- _Instructions to follow_: Find each line below containing the word "description" and copy it.

** Exercise input follows **

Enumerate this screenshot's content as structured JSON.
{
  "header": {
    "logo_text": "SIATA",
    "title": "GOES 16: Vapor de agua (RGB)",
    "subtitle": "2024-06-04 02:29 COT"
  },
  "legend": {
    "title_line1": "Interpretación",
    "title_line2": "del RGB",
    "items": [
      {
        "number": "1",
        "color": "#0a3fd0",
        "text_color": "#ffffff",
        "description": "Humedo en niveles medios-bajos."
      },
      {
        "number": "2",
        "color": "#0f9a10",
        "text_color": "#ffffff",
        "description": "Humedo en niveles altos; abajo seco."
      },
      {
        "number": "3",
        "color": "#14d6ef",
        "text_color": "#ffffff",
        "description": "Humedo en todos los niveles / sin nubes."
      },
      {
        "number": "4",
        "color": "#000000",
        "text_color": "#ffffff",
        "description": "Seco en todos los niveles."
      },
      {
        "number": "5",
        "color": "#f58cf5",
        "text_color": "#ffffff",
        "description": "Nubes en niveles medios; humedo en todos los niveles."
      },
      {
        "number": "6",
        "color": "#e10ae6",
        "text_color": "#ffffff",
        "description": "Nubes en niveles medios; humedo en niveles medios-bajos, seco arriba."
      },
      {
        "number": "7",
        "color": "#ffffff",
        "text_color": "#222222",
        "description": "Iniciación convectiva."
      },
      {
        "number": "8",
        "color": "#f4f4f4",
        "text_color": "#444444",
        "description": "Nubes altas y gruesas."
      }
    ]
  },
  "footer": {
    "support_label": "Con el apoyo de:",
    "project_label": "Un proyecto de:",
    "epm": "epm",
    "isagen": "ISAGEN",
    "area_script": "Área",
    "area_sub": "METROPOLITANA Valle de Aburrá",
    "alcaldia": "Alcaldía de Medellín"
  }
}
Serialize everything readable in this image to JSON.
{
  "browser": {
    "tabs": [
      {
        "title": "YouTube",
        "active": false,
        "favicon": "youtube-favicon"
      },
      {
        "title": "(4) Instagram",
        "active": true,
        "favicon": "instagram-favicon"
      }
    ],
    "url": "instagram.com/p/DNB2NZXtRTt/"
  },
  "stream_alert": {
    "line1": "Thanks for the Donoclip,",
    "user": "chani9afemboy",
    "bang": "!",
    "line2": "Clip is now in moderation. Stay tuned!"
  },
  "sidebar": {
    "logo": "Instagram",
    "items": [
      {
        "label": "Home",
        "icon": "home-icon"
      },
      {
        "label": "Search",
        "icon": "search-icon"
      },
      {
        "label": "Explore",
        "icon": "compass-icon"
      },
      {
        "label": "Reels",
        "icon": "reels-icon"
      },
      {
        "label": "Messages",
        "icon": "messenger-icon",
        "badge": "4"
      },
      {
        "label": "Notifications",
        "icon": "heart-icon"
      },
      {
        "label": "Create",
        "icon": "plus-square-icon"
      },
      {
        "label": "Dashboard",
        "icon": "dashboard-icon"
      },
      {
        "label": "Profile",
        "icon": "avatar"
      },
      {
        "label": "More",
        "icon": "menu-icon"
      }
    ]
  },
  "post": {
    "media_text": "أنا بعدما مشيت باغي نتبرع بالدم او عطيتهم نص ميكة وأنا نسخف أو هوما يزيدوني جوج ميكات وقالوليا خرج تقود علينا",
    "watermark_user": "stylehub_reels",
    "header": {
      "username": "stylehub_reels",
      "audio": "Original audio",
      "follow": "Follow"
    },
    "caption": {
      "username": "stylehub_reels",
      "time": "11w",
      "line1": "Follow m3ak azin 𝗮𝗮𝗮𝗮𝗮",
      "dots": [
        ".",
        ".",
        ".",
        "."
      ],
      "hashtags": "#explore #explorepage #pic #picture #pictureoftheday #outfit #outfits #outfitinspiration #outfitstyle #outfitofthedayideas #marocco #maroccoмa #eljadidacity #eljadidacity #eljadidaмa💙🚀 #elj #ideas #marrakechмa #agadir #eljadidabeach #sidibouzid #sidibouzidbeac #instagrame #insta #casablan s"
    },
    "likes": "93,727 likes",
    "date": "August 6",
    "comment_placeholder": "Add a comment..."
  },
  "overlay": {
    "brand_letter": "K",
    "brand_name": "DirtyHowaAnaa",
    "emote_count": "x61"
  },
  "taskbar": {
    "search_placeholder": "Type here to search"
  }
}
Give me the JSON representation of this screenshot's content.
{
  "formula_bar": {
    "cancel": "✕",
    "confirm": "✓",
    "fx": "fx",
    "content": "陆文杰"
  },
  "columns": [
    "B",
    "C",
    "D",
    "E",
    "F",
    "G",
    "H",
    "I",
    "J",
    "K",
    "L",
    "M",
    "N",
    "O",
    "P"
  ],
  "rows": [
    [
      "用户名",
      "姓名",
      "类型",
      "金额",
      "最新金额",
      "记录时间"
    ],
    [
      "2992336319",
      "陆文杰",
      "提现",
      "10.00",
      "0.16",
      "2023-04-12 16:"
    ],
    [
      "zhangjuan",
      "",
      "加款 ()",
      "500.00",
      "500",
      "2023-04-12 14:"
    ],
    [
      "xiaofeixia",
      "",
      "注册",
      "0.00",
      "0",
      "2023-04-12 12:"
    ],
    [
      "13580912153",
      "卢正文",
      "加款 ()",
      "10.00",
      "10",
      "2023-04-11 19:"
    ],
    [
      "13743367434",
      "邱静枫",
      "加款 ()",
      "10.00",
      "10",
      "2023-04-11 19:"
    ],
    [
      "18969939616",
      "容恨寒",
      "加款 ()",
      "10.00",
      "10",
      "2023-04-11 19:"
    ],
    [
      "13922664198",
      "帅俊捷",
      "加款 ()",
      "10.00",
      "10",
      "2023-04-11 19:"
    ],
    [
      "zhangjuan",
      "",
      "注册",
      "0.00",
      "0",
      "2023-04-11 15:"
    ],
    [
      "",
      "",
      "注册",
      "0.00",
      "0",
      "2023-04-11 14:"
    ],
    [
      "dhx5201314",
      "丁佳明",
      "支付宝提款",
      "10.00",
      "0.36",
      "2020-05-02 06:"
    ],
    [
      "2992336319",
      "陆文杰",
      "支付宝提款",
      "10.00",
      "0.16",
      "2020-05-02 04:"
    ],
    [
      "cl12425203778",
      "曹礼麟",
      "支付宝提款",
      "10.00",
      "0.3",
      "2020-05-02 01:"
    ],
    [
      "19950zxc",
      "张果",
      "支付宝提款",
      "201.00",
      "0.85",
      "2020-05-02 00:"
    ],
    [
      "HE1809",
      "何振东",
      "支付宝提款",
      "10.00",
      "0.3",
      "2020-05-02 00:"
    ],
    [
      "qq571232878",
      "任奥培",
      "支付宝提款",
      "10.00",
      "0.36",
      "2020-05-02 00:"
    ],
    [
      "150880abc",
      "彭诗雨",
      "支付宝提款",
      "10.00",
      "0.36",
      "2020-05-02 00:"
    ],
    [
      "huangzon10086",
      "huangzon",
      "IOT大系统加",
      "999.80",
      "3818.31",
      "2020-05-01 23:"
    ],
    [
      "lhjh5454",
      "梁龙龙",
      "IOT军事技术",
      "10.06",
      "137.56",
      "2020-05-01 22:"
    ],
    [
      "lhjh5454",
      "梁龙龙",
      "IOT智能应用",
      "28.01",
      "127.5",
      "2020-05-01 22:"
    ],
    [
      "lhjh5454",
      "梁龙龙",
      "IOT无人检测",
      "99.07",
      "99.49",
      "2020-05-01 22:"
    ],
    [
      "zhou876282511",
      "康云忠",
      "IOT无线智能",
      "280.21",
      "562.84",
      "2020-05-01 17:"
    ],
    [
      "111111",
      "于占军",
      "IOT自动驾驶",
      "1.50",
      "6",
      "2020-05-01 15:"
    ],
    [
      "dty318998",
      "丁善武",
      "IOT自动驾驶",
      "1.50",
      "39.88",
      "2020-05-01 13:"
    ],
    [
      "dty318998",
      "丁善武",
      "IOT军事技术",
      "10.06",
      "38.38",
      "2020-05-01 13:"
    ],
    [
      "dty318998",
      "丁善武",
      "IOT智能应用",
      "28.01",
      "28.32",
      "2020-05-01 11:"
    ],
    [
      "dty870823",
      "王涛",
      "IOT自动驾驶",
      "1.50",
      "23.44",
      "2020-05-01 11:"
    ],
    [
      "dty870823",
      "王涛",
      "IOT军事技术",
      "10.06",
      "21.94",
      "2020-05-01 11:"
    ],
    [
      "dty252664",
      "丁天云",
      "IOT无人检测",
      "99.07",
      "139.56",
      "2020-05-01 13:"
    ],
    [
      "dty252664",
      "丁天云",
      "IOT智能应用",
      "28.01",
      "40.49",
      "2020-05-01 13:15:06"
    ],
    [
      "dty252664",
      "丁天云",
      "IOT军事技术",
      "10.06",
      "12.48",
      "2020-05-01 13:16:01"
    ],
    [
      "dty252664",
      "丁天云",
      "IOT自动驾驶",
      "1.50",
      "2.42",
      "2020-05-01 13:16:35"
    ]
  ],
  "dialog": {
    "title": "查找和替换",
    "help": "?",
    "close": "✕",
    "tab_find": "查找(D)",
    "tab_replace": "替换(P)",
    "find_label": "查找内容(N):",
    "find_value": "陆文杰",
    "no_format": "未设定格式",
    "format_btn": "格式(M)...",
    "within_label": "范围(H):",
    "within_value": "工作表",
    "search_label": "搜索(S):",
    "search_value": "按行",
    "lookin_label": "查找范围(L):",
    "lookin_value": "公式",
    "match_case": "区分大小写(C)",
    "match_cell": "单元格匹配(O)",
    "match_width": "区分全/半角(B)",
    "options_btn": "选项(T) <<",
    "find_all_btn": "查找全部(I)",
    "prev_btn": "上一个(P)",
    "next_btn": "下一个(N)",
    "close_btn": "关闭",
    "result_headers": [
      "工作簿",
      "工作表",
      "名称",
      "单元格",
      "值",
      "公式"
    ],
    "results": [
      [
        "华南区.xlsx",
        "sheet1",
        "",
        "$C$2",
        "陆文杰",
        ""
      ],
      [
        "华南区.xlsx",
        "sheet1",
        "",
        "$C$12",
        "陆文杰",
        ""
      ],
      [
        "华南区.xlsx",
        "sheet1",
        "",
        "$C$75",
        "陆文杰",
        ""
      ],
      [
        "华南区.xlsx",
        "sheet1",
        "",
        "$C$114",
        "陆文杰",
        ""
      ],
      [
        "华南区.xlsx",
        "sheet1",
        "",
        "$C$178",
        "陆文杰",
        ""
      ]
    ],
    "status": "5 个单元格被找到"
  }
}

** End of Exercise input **

- _Expected answer_:
        "description": "Humedo en niveles medios-bajos."
        "description": "Humedo en niveles altos; abajo seco."
        "description": "Humedo en todos los niveles / sin nubes."
        "description": "Seco en todos los niveles."
        "description": "Nubes en niveles medios; humedo en todos los niveles."
        "description": "Nubes en niveles medios; humedo en niveles medios-bajos, seco arriba."
        "description": "Iniciación convectiva."
        "description": "Nubes altas y gruesas."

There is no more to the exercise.